■ Source data ■
══════

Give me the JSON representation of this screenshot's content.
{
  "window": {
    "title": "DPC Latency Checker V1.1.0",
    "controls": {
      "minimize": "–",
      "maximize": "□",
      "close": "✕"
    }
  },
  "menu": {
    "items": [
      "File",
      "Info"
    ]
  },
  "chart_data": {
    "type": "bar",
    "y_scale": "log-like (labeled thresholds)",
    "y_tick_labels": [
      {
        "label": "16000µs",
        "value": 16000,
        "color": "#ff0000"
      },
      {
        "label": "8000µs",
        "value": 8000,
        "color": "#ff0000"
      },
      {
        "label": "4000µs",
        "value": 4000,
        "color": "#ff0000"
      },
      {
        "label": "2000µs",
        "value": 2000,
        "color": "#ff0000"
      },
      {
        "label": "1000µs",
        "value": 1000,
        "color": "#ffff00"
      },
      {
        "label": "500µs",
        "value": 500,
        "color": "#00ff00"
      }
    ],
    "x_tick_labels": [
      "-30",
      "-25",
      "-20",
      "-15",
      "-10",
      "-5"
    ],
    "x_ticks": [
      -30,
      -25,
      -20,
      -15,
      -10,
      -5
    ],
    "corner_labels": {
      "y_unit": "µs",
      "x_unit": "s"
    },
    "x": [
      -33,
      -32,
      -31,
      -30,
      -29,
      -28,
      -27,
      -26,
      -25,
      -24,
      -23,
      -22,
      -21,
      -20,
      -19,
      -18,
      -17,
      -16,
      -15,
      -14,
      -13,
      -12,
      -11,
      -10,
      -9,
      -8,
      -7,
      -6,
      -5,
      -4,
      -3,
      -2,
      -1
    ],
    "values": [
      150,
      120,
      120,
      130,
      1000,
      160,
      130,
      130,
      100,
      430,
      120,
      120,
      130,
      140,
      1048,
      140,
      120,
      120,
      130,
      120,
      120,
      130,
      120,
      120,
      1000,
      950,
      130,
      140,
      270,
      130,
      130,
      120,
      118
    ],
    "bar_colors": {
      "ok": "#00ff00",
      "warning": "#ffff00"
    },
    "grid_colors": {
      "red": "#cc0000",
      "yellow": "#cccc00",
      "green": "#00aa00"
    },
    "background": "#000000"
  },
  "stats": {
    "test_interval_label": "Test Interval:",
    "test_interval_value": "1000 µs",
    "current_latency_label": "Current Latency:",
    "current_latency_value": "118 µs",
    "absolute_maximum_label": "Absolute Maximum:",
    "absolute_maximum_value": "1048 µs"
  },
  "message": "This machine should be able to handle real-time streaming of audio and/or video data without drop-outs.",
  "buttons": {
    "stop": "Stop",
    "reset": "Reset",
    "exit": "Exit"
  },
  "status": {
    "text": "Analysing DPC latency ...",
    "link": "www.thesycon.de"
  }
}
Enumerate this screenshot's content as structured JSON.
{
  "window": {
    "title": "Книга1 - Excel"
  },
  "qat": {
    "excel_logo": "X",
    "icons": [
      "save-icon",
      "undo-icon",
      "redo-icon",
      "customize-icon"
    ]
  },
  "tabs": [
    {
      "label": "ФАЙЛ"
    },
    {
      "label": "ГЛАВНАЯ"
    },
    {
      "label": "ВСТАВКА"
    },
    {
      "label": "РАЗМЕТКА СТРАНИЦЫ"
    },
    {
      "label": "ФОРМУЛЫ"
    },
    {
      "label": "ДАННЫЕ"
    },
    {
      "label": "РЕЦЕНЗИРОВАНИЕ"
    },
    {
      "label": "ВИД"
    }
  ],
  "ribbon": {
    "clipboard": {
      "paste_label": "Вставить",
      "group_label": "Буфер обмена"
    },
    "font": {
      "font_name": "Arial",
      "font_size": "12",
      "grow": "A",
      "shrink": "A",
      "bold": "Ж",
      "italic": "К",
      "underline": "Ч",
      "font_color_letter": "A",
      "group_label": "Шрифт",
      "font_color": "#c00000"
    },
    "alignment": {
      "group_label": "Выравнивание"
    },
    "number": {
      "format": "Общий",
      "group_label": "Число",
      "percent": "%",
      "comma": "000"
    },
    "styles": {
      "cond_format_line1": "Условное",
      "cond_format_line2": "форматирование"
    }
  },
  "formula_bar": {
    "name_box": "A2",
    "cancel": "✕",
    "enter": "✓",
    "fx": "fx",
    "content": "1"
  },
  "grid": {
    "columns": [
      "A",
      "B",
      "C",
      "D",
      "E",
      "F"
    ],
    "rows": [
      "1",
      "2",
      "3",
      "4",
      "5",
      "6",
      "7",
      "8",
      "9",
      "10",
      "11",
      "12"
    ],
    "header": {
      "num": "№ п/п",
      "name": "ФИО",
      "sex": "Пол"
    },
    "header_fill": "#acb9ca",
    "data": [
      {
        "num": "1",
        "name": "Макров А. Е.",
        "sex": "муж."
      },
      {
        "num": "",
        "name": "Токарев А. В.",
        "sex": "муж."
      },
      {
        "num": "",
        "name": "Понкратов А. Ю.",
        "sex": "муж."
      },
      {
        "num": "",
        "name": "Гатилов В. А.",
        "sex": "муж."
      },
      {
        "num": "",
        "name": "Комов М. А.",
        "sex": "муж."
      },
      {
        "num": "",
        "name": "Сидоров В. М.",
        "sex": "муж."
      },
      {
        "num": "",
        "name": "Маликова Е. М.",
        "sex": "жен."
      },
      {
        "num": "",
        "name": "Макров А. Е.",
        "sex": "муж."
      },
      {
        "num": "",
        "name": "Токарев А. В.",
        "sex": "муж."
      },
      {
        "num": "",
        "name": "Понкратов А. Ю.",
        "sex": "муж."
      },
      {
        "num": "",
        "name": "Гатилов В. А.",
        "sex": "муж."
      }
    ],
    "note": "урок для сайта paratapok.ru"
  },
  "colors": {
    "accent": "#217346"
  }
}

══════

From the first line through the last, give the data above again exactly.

■ Output of the task ■
Give me the JSON representation of this screenshot's content.
{
  "window": {
    "title": "DPC Latency Checker V1.1.0",
    "controls": {
      "minimize": "–",
      "maximize": "□",
      "close": "✕"
    }
  },
  "menu": {
    "items": [
      "File",
      "Info"
    ]
  },
  "chart_data": {
    "type": "bar",
    "y_scale": "log-like (labeled thresholds)",
    "y_tick_labels": [
      {
        "label": "16000µs",
        "value": 16000,
        "color": "#ff0000"
      },
      {
        "label": "8000µs",
        "value": 8000,
        "color": "#ff0000"
      },
      {
        "label": "4000µs",
        "value": 4000,
        "color": "#ff0000"
      },
      {
        "label": "2000µs",
        "value": 2000,
        "color": "#ff0000"
      },
      {
        "label": "1000µs",
        "value": 1000,
        "color": "#ffff00"
      },
      {
        "label": "500µs",
        "value": 500,
        "color": "#00ff00"
      }
    ],
    "x_tick_labels": [
      "-30",
      "-25",
      "-20",
      "-15",
      "-10",
      "-5"
    ],
    "x_ticks": [
      -30,
      -25,
      -20,
      -15,
      -10,
      -5
    ],
    "corner_labels": {
      "y_unit": "µs",
      "x_unit": "s"
    },
    "x": [
      -33,
      -32,
      -31,
      -30,
      -29,
      -28,
      -27,
      -26,
      -25,
      -24,
      -23,
      -22,
      -21,
      -20,
      -19,
      -18,
      -17,
      -16,
      -15,
      -14,
      -13,
      -12,
      -11,
      -10,
      -9,
      -8,
      -7,
      -6,
      -5,
      -4,
      -3,
      -2,
      -1
    ],
    "values": [
      150,
      120,
      120,
      130,
      1000,
      160,
      130,
      130,
      100,
      430,
      120,
      120,
      130,
      140,
      1048,
      140,
      120,
      120,
      130,
      120,
      120,
      130,
      120,
      120,
      1000,
      950,
      130,
      140,
      270,
      130,
      130,
      120,
      118
    ],
    "bar_colors": {
      "ok": "#00ff00",
      "warning": "#ffff00"
    },
    "grid_colors": {
      "red": "#cc0000",
      "yellow": "#cccc00",
      "green": "#00aa00"
    },
    "background": "#000000"
  },
  "stats": {
    "test_interval_label": "Test Interval:",
    "test_interval_value": "1000 µs",
    "current_latency_label": "Current Latency:",
    "current_latency_value": "118 µs",
    "absolute_maximum_label": "Absolute Maximum:",
    "absolute_maximum_value": "1048 µs"
  },
  "message": "This machine should be able to handle real-time streaming of audio and/or video data without drop-outs.",
  "buttons": {
    "stop": "Stop",
    "reset": "Reset",
    "exit": "Exit"
  },
  "status": {
    "text": "Analysing DPC latency ...",
    "link": "www.thesycon.de"
  }
}
Enumerate this screenshot's content as structured JSON.
{
  "window": {
    "title": "Книга1 - Excel"
  },
  "qat": {
    "excel_logo": "X",
    "icons": [
      "save-icon",
      "undo-icon",
      "redo-icon",
      "customize-icon"
    ]
  },
  "tabs": [
    {
      "label": "ФАЙЛ"
    },
    {
      "label": "ГЛАВНАЯ"
    },
    {
      "label": "ВСТАВКА"
    },
    {
      "label": "РАЗМЕТКА СТРАНИЦЫ"
    },
    {
      "label": "ФОРМУЛЫ"
    },
    {
      "label": "ДАННЫЕ"
    },
    {
      "label": "РЕЦЕНЗИРОВАНИЕ"
    },
    {
      "label": "ВИД"
    }
  ],
  "ribbon": {
    "clipboard": {
      "paste_label": "Вставить",
      "group_label": "Буфер обмена"
    },
    "font": {
      "font_name": "Arial",
      "font_size": "12",
      "grow": "A",
      "shrink": "A",
      "bold": "Ж",
      "italic": "К",
      "underline": "Ч",
      "font_color_letter": "A",
      "group_label": "Шрифт",
      "font_color": "#c00000"
    },
    "alignment": {
      "group_label": "Выравнивание"
    },
    "number": {
      "format": "Общий",
      "group_label": "Число",
      "percent": "%",
      "comma": "000"
    },
    "styles": {
      "cond_format_line1": "Условное",
      "cond_format_line2": "форматирование"
    }
  },
  "formula_bar": {
    "name_box": "A2",
    "cancel": "✕",
    "enter": "✓",
    "fx": "fx",
    "content": "1"
  },
  "grid": {
    "columns": [
      "A",
      "B",
      "C",
      "D",
      "E",
      "F"
    ],
    "rows": [
      "1",
      "2",
      "3",
      "4",
      "5",
      "6",
      "7",
      "8",
      "9",
      "10",
      "11",
      "12"
    ],
    "header": {
      "num": "№ п/п",
      "name": "ФИО",
      "sex": "Пол"
    },
    "header_fill": "#acb9ca",
    "data": [
      {
        "num": "1",
        "name": "Макров А. Е.",
        "sex": "муж."
      },
      {
        "num": "",
        "name": "Токарев А. В.",
        "sex": "муж."
      },
      {
        "num": "",
        "name": "Понкратов А. Ю.",
        "sex": "муж."
      },
      {
        "num": "",
        "name": "Гатилов В. А.",
        "sex": "муж."
      },
      {
        "num": "",
        "name": "Комов М. А.",
        "sex": "муж."
      },
      {
        "num": "",
        "name": "Сидоров В. М.",
        "sex": "муж."
      },
      {
        "num": "",
        "name": "Маликова Е. М.",
        "sex": "жен."
      },
      {
        "num": "",
        "name": "Макров А. Е.",
        "sex": "муж."
      },
      {
        "num": "",
        "name": "Токарев А. В.",
        "sex": "муж."
      },
      {
        "num": "",
        "name": "Понкратов А. Ю.",
        "sex": "муж."
      },
      {
        "num": "",
        "name": "Гатилов В. А.",
        "sex": "муж."
      }
    ],
    "note": "урок для сайта paratapok.ru"
  },
  "colors": {
    "accent": "#217346"
  }
}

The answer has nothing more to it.